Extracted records

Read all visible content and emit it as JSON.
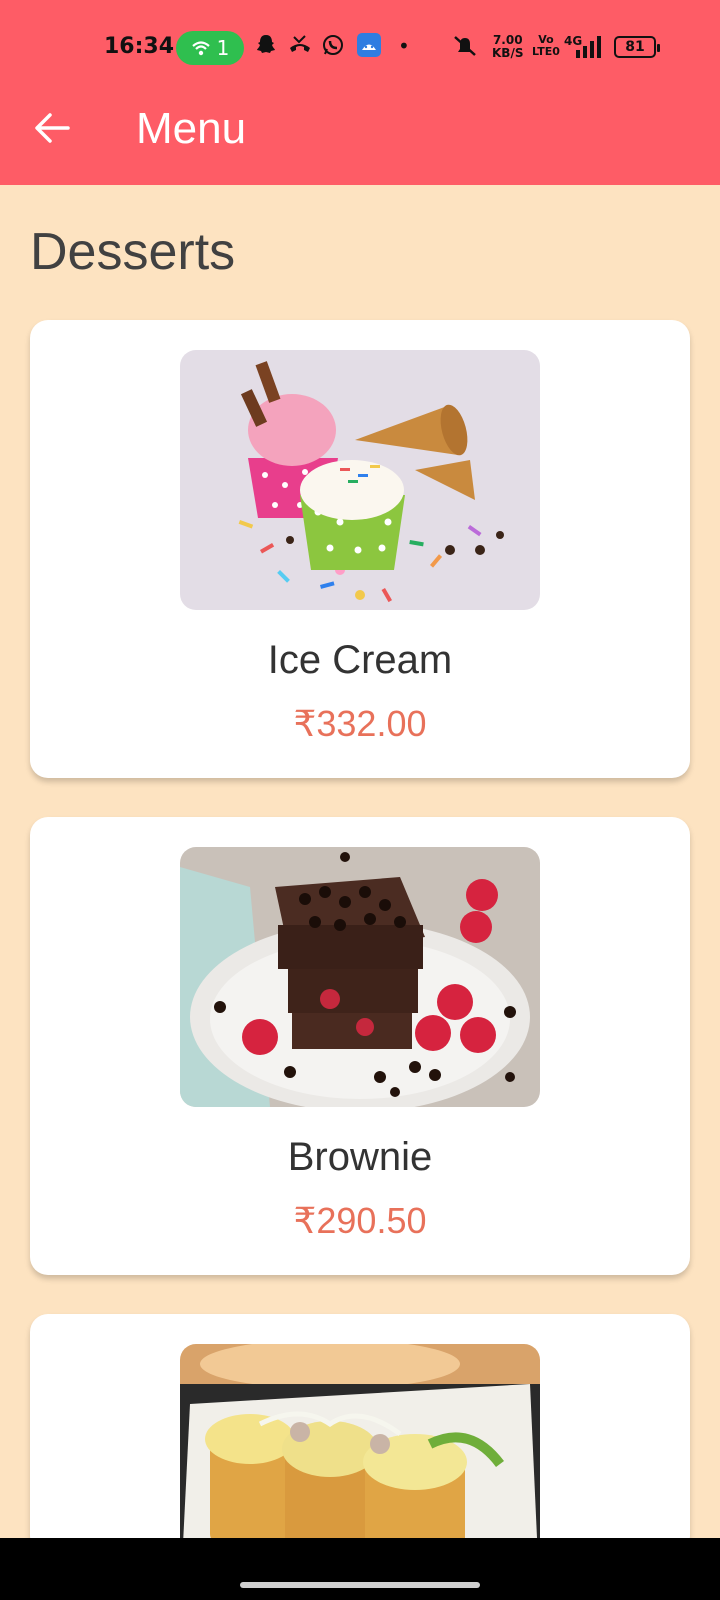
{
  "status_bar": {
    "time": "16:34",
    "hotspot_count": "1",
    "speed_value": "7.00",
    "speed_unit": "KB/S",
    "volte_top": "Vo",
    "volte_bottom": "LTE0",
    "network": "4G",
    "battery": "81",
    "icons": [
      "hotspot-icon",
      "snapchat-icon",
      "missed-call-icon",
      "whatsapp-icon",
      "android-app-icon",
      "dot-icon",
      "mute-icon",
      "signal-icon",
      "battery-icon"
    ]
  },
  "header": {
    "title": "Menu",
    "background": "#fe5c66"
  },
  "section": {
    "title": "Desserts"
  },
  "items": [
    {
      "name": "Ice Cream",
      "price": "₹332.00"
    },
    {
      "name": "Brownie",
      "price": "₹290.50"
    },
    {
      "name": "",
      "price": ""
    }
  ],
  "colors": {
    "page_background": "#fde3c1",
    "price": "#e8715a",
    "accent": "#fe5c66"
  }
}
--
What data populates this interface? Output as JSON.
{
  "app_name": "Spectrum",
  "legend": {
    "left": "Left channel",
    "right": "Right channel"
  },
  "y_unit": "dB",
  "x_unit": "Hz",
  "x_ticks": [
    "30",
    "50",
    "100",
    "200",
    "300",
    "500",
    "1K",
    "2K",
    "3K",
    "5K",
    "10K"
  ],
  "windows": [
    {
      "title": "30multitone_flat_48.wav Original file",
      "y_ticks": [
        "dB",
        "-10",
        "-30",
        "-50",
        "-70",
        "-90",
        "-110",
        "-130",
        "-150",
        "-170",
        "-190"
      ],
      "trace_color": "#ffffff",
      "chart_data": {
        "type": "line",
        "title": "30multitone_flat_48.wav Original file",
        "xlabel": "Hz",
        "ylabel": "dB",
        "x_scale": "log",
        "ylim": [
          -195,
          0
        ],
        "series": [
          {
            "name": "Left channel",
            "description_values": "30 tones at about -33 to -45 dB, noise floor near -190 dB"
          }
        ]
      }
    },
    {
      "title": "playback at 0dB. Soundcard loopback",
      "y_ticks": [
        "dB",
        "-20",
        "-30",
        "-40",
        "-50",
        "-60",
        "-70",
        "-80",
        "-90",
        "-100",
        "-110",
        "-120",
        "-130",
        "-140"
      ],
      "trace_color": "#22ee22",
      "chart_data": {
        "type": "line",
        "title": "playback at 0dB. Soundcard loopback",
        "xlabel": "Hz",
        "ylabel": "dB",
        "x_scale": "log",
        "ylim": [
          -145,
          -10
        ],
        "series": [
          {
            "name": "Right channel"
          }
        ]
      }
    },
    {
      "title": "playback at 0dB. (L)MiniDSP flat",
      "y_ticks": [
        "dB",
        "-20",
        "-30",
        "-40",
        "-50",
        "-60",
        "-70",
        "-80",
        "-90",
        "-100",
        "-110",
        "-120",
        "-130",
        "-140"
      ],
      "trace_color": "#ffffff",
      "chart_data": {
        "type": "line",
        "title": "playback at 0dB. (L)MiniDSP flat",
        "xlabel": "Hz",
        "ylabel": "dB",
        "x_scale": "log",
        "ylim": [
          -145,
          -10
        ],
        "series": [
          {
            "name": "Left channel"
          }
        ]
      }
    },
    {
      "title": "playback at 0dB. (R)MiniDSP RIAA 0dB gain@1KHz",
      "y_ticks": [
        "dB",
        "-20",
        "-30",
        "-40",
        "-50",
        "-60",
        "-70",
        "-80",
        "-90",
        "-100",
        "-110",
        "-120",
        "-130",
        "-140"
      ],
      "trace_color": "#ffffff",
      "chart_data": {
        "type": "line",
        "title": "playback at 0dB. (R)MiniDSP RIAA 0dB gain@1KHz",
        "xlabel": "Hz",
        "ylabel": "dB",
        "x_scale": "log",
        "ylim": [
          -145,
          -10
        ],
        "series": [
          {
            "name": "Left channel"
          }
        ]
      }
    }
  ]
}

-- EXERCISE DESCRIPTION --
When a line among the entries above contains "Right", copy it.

-- YOUR SOLUTION --
    "right": "Right channel"
            "name": "Right channel"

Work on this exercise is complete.